**Element data from apps and pages**.

· · · · · · ·

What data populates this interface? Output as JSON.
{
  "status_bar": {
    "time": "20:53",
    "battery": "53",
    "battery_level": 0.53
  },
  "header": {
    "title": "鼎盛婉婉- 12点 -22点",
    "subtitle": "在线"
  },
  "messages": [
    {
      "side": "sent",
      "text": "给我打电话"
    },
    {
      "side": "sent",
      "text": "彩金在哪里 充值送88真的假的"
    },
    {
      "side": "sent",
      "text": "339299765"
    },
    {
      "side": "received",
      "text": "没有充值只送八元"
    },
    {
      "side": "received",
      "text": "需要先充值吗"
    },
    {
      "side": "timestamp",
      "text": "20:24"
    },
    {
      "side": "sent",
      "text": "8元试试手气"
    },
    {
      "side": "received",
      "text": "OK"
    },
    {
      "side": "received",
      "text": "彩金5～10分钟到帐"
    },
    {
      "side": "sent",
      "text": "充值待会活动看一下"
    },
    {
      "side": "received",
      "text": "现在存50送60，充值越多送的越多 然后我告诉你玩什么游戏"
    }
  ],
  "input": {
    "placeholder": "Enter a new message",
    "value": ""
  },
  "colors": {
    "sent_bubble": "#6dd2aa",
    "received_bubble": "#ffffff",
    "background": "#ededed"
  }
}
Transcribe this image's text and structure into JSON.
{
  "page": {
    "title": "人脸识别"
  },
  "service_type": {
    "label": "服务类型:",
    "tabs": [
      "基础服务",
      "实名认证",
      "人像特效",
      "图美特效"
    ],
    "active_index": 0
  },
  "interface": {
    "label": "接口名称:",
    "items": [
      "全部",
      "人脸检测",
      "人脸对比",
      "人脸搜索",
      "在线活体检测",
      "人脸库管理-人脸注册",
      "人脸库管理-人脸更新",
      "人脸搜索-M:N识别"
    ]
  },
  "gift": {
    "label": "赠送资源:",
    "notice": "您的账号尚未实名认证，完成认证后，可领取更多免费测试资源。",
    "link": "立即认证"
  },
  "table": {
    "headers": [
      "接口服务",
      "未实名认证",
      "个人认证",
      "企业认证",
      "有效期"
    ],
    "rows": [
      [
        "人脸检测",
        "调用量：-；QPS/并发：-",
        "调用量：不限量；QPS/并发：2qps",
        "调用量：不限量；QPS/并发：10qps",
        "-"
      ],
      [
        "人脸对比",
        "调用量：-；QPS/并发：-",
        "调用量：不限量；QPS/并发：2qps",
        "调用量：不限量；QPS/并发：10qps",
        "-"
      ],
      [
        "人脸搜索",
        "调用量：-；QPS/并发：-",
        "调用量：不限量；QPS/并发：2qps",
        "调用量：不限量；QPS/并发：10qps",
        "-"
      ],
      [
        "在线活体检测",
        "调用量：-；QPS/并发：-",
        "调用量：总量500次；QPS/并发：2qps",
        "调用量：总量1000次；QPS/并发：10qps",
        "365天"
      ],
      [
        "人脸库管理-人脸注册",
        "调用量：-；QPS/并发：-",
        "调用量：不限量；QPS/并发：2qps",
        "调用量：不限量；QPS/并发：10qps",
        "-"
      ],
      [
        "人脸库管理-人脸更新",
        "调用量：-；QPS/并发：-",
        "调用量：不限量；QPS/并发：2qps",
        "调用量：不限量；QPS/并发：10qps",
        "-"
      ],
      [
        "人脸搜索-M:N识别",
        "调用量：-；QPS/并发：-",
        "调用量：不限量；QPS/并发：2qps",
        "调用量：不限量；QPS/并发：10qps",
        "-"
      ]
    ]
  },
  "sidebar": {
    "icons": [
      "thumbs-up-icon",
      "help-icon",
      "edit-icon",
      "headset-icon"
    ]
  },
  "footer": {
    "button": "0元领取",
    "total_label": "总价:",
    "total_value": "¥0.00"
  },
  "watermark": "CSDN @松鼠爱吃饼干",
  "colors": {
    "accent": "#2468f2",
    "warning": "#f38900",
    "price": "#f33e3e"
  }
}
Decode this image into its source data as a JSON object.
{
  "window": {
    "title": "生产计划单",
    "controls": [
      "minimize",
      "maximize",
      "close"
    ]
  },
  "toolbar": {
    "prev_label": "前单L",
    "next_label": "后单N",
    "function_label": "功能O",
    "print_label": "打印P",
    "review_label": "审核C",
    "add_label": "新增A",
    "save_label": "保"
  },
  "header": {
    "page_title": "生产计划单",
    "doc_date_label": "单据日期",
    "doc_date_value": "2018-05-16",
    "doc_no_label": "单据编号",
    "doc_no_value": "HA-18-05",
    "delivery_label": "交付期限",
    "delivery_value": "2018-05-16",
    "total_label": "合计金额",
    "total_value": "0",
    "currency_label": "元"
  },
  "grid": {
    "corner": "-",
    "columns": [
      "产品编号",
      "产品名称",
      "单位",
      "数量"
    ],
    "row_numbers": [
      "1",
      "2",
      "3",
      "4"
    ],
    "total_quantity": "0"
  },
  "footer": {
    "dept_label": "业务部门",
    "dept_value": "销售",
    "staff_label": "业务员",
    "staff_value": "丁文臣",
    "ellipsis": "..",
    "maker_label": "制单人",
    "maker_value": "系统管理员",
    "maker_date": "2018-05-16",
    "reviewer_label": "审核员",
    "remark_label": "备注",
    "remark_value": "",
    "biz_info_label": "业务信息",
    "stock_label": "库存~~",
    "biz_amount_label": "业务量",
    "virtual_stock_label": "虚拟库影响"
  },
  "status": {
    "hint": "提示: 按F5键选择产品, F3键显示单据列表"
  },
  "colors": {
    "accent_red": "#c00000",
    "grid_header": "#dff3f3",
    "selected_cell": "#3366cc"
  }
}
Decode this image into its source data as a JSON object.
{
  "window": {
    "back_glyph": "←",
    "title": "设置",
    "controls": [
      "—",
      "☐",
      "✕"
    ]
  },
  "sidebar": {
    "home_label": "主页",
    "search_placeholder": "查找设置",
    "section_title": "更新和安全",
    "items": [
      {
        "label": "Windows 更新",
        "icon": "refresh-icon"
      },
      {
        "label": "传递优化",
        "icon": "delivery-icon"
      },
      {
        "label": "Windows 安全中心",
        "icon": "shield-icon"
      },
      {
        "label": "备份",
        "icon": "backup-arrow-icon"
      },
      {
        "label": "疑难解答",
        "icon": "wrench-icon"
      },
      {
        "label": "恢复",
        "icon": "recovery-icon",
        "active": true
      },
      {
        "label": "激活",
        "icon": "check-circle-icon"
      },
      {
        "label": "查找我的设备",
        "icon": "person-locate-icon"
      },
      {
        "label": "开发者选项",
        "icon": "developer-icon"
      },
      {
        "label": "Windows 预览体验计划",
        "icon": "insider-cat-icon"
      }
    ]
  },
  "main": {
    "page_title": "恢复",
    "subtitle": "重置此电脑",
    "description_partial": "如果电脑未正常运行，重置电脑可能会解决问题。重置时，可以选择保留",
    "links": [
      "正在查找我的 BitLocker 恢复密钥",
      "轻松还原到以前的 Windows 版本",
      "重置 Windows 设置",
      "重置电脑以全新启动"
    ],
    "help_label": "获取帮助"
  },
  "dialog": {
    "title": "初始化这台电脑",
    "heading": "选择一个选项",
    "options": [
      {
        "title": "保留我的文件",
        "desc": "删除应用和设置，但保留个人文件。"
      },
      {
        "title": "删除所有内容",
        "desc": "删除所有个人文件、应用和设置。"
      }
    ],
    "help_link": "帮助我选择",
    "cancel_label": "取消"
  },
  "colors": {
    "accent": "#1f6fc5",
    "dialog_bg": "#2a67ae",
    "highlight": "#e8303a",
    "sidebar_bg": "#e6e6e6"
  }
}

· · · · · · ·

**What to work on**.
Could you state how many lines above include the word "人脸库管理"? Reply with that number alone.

**Solution**.
4